Guess why they may be doing this? It usually is not in the name of being more concise. Both of these scenarios are red flags. Even the one that lists those wholesome sounding key ingredients.

You’ve been around the block enough times now to know that just because a product contains a few natural ingredients, doesn’t mean it is free from toxic ingredients. And the good old none-of-this-or-that-disclosure you see on sites? Forget those and get straight to the nitty gritty, the ever important ingredient listing.

Ok, so you shop places that list everything in every product they carry. Yay! Dazed and confused once you are faced with deciphering this mess of words? Even some natural ingredients sound not so natural?

I’m going to arm you with a powerful tool. An ingredient decoding cheat sheet. This will help you to differentiate healthy ingredients from nasty ones on the fly.

Ingredient List Decoder

1 :: Check the first 5 ingredients. These ingredients make up the majority of the product. Like food, cosmetic product ingredients are listed in order of concentration, from greatest to least. So if a product is comprised mostly of water, it will be the first ingredient on the list, and so on. Synthetic emollients and harsh foaming agents hang out here. Use my Ingredients to Avoid list for help.

2 :: Check the last 5 ingredients. These may be used in lesser amounts but the end of an ingredient listing is where you will usually find fragrance and preservatives.

3 :: If you’ve made it this far, fairly safe to say you have a safe product. Now scan those ingredients in the middle of the listing, if there are any, to see if anything comes up dirty.

4 :: Not sure on an ingredient name? Many brands follow the European INCI ingredient listings, using Latin names for ingredients. Check the INCI listing here.

5 :: Wondering whether or not the ingredients are organic? Organic ingredients are often marked with an asterisk. “100% Organic” means a product contains only organically produced ingredients, “Certified Organic” means the product is made of at least 95% organically produced ingredients, “Made with Organic Ingredients” means the product contains at least 70% organically produced ingredients.
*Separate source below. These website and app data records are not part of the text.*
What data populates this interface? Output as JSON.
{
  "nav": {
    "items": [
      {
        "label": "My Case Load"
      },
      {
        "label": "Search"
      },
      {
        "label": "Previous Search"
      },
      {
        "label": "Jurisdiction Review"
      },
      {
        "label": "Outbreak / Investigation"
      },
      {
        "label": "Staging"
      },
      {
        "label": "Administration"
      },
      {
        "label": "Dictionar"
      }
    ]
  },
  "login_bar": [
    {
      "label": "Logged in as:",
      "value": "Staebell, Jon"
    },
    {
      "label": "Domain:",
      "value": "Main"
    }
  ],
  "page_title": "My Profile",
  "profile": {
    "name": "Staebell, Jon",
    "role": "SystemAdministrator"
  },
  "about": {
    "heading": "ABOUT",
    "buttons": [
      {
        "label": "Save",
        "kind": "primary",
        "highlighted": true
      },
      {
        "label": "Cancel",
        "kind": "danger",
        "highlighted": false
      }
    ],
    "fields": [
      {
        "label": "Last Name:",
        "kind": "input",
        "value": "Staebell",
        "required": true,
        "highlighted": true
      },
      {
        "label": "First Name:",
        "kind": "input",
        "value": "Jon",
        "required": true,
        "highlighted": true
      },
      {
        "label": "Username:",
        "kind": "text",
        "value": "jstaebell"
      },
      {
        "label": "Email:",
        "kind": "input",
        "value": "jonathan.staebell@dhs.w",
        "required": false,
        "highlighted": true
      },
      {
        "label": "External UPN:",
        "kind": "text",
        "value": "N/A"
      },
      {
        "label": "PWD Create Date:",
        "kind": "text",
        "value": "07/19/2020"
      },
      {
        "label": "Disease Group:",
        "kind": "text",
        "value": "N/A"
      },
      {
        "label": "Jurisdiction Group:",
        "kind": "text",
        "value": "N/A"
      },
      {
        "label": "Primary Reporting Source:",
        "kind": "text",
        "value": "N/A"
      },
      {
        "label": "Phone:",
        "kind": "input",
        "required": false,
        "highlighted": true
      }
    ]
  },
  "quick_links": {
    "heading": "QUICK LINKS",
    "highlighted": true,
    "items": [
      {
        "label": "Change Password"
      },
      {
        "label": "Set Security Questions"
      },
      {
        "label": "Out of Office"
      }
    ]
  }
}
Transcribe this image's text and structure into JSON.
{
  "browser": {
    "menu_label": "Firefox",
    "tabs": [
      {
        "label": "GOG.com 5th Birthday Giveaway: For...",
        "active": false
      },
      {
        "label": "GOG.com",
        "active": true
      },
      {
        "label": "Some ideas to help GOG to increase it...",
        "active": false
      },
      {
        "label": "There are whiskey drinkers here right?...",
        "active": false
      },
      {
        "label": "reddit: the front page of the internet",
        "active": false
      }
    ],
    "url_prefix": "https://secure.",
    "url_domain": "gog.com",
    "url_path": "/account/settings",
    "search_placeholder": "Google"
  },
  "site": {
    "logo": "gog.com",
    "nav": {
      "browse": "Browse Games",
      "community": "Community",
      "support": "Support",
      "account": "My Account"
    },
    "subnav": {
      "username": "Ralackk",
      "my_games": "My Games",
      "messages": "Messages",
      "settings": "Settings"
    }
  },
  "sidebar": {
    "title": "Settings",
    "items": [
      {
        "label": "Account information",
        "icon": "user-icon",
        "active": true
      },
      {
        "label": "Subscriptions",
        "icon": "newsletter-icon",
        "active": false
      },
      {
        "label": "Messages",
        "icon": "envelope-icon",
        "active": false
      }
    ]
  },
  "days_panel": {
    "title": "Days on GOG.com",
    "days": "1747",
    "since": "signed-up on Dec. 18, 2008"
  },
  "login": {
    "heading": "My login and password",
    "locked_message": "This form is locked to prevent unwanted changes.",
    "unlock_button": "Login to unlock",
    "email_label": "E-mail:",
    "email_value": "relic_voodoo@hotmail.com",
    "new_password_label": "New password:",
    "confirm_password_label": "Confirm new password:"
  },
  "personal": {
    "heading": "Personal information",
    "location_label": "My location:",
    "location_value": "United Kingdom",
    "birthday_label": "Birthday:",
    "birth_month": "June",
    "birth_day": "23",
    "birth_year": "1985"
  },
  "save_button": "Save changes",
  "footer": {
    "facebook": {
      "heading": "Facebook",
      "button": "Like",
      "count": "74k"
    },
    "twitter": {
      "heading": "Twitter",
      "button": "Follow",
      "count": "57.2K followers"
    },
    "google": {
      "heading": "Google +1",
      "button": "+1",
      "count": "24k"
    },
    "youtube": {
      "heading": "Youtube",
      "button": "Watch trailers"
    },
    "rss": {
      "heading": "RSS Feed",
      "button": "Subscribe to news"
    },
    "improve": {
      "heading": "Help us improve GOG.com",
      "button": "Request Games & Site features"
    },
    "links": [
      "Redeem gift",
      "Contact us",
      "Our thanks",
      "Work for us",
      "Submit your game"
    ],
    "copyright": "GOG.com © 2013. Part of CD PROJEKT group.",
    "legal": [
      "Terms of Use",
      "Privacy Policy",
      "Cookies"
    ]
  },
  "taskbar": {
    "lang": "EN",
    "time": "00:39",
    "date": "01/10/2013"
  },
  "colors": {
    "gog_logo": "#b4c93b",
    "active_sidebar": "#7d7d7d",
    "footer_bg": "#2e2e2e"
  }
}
So there’s some help in decoding those pesky ingredient listings. Have more questions? Ask away!